The sixth candidate in the Vote National Bird Campaign is the Blackbird. Below, Nature's Home editor, Mark Ward, tells you why you should vote for the bird with the perhaps the most mellifluous song.
I had the most marvellous start to the day today. I pulled back the kitchen curtains and the first things I saw were four blackbirds bouncing across the lawn.
A glossy male made its move, a hop to the left and a tilt of its head. Its mate responded with a bound to the right and a dip of its tail. Pair number two took their turn, returning the compliment. I was watching an avian game of chess and I smiled.
That’s why you should vote blackbird– for no other reason than it being the bird that makes you smile. And who doesn’t need more smiles in their life? Whether you live in town or city, you don’t have to look hard to share some precious time with a blackbird.
The blackbird made me late last week. On Thursday, I travelled to Dorset’s heaths for a date with rare reptiles, but my 5am departure was delayed. That most intense of dawn choruses, the one you only experience from being up this early, seduced my senses as I stepped outside. There were probably three males singing, but it sounded like 30. I immersed myself in it, costing me valuable “Dorset time”. I didn’t grudge a minute of it.

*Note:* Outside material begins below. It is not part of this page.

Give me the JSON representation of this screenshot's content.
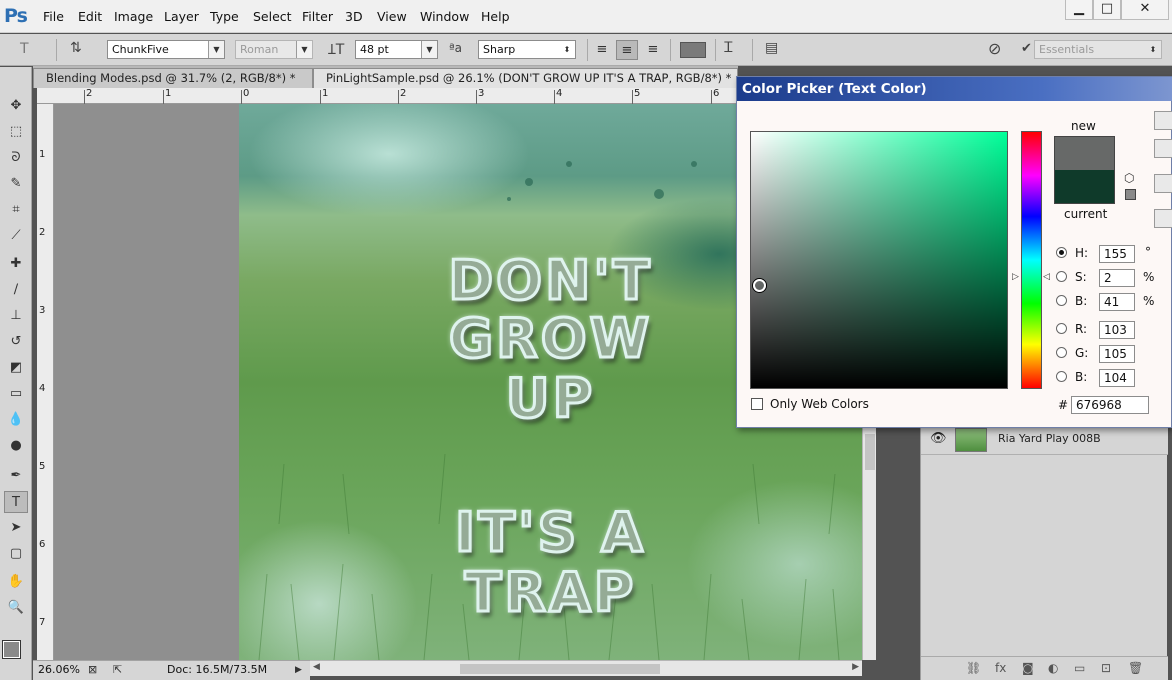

Woodlark, nightingale and song thrush are oft quoted stars of the songbird show, but the blackbird’s easily-heard tune takes top spot for me. The intensity of the dawn fanfare is followed, as the sun sets, by the gentler pace of the evening show – a soothing lullaby to send you to sleep and ease away all your worries.
Soon, that sharp, squeaky call from within a bush will announce the arrival of this summer’s brigade of youngsters. What more cheering summer sight than a blackbird feeding its brood of begging babies with a beak full of juicy worms?
Vote for your favourite neighbour. Vote blackbird - and smile.
We spend 90% of net income on conservation, public education and advocacy
The RSPB is a member of BirdLife International. Find out more about the partnership
© The Royal Society for the Protection of Birds (RSPB) is a registered charity: England and Wales no. 207076, Scotland no. SC037654